Detail of the "Sarcophagus of Stilico"
Basilica of St. Ambrose, Milan

In II Kings 2:11-13 Elijah is taken up to Heaven in a fiery chariot, dropping his mantle so that his disciple Elisha can make use of it. The sculpture shown here pictures Elijah in a quadriga, a chariot drawn by four horses striding abreast. In classical iconography and in fact, quadrigae were for celebrations of a hero's victory. The mantle is pictured twice: once in Elijah's right hand as he is about to drop it, and once, having been already dropped, draping over Elisha's hands.

Directly to the right of the quadriga is Noah. His ark is the small chest (arca in Latin) in which he is standing, and below the ark is the water of the Great Flood. Right of Noah is Moses' water miracle: he strikes the rock face with his staff, and water gushes forth.

I have not identified the two men to the left and right of Elijah. Standing in arches as they do, they may be contemporary imperial officials of some sort.

A "t-o" map of the 12th century (Source: Wikimedia Commons).

In the border above the sculpture swastikas, symbolic of the sun, alternate with round figures that may represent the earth. They resemble the "t-o" stylized maps of the Middle Ages that represent the earth as divided horizontally by the Mediterranean and vertically (in the lower half) by the Nile, with Jerusalem at the center.

View this image in full resolution.
Read more about images of Elijah.
Read more about images of Moses.
Read more about images of Noah.
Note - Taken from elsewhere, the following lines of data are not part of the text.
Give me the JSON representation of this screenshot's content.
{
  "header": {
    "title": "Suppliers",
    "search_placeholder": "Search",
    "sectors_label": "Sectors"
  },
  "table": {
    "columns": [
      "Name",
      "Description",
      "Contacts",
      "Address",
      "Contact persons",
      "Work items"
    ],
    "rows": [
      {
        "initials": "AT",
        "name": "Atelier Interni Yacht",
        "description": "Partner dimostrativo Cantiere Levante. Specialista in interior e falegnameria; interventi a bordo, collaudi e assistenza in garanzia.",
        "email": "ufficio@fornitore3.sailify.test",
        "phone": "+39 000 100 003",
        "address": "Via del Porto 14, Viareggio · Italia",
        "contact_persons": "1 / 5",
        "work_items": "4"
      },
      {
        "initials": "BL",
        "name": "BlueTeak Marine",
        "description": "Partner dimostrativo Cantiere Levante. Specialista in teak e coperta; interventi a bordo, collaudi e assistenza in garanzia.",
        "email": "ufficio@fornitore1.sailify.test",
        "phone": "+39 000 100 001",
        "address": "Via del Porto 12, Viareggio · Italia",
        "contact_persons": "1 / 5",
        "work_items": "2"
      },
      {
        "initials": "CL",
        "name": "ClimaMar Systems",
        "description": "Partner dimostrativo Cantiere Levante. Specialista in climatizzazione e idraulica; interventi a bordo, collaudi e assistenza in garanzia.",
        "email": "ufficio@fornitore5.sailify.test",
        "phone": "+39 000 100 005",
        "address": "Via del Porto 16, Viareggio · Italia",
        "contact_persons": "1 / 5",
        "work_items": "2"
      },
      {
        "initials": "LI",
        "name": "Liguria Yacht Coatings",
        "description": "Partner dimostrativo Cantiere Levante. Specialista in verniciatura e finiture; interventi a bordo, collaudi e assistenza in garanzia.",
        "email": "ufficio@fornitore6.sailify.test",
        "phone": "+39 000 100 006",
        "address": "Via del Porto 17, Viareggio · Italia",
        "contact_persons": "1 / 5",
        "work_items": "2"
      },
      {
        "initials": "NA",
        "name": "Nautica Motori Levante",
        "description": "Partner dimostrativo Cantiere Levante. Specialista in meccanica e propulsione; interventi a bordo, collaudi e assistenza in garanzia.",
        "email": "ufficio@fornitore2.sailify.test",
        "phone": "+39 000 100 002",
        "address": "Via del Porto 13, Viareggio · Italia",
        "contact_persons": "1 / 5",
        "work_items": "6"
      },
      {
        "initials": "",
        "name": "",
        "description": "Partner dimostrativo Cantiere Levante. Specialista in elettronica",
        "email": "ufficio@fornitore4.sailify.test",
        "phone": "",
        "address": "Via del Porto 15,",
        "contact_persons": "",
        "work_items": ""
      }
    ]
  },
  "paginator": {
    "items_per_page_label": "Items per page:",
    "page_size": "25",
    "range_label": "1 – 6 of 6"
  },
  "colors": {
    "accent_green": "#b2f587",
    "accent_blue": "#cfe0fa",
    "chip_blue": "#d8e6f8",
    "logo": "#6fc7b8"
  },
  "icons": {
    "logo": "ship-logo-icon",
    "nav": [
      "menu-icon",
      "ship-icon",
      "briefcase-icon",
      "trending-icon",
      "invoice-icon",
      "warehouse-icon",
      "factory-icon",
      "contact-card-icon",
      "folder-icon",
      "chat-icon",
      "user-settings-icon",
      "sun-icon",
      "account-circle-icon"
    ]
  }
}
Photographed at the basilica by Richard Stracke, shared under Attribution-NonCommercial-ShareAlike license.